[What you have to do] The answer should be each line from the entries below that has the word "state" in it.

Stored data
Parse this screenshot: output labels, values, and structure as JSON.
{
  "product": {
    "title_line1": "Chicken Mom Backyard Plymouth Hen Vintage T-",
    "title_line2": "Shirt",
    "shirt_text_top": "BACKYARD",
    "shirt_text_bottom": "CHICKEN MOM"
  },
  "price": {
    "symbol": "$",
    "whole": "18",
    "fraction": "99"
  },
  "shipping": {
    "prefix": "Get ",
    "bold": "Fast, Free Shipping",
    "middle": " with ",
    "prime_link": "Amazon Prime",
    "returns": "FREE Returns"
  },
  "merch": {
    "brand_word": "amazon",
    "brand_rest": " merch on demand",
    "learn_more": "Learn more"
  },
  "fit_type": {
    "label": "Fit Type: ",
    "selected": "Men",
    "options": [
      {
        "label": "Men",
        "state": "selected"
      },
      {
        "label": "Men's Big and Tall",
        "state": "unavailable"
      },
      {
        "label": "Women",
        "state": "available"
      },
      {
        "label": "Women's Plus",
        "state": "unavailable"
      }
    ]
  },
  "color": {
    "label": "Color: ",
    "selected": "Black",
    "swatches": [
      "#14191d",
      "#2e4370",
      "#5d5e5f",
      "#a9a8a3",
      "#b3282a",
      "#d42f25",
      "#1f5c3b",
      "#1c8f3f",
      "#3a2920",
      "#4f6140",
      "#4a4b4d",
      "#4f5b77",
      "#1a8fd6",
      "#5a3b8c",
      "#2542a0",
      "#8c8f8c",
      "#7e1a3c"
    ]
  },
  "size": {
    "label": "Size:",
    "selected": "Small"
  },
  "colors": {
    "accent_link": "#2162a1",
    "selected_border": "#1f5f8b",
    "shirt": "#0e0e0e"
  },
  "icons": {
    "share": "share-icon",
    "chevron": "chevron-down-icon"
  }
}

[Reply]
        "state": "selected"
        "state": "unavailable"
        "state": "available"
        "state": "unavailable"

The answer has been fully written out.